Doctors are crediting banked umbilical cord blood with saving a baby who suffered a rare stroke in utero, Fox News
Only hours after Rebecca Coates had given birth to her daughter Bailey she noticed the baby was suffering from what appeared to be hiccup-like movements.
"She was moving really strangely, even under the swaddle, so I called the nurse just to make sure she was breathing okay," Coates told FoxNews.com.
Although Bailey was deemed healthy by the hospital staff, the strange movements continued, so the Coates took her for a pediatric neurology consultation.
"They scheduled her for an MRI, and that's when we found out she had had a stroke," Coates said.
Doctors believe Bailey suffered a stroke before birth after a piece of placenta detached and traveled through her umbilical cord into her brain. Those strange movements she was experiencing were actually seizures. The stroke also hindered her ability to move her right arm and part of her right leg. One doctor predicted she would never walk or talk without intensive therapy.
But when Bailey was born, Coates and her husband Bob banked their daughter's cord blood through Stemcyte, a private cord blood bank. Cord blood contains hematopoietic progenitor cells, a type of stem cell now used to treat leukemia and lymphoma that may hold promise for treating Alzheimer's disease.
Because Alzheimer's runs in the Coates family, the couple decided the banked blood may be useful someday.
"To be honest, it's cheaper than my television, so of course I’m going to invest that way in my child's future," Coates told FoxNews.com. "I never in a million years thought we were actually going to use it."
The couple enrolled Bailey in a clinical trial run by Joanne Kurtzberg, M.D., director of the pediatric blood and marrow transplant program at Duke University, which for 25 years has done pioneered work using umbilical cord blood as a way to treat diseases and injuries affecting the brain.
"When we first heard about her history, which was that she had seizures as a neonate and showed a scan that showed stroke, we felt she was clinically a good candidate. And on top of that, they had banked her cord blood with a private bank," Kurtzberg told FoxNews.com.
Bailey began receiving infusions of her own cord blood at Duke, which Kurtzberg said can help decrease inflammation around the area of the brain affected by stroke and promote repair and new blood flow.

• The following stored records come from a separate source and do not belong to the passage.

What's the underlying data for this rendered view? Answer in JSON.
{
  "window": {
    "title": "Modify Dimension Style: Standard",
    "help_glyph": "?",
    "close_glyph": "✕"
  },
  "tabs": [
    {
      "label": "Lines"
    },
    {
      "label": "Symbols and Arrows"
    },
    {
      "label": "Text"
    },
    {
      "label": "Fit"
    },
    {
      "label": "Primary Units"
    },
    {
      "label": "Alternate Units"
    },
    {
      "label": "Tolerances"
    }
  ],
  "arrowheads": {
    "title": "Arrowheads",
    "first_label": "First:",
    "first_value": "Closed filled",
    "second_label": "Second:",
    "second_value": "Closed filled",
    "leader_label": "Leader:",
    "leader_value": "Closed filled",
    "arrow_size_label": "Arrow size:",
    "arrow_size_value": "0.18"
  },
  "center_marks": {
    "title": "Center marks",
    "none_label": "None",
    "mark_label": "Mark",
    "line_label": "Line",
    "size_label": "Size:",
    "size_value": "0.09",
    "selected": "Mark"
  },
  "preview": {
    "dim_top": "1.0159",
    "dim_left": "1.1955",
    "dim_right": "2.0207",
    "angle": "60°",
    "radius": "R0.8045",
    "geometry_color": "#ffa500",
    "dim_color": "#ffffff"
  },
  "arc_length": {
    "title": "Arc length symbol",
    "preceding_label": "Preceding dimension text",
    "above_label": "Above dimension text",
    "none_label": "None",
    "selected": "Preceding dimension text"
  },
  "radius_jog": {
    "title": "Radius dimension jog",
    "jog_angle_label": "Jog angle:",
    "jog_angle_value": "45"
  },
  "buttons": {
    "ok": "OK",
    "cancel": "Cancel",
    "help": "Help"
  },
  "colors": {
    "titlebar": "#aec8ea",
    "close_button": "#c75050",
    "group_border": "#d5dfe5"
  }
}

Now 14-months-old, Bailey appears to be responding well to treatments. She now has use of both sides of her body, and she is learning to walk and talk as well – hitting all the milestones expected of normal, healthy children her age.
"She is completely age appropriate. The only thing I've noticed is she has some hand preference, but that could be just because she's going to be left-handed…," Coates said.
"Two-handed activities she does with no problem; she can hold a cup; she can point with her finger. Typically a child with cerebral palsy, which she was at risk for, would have a fisted hand and wouldn’t be able to open and close or grasp objects and point."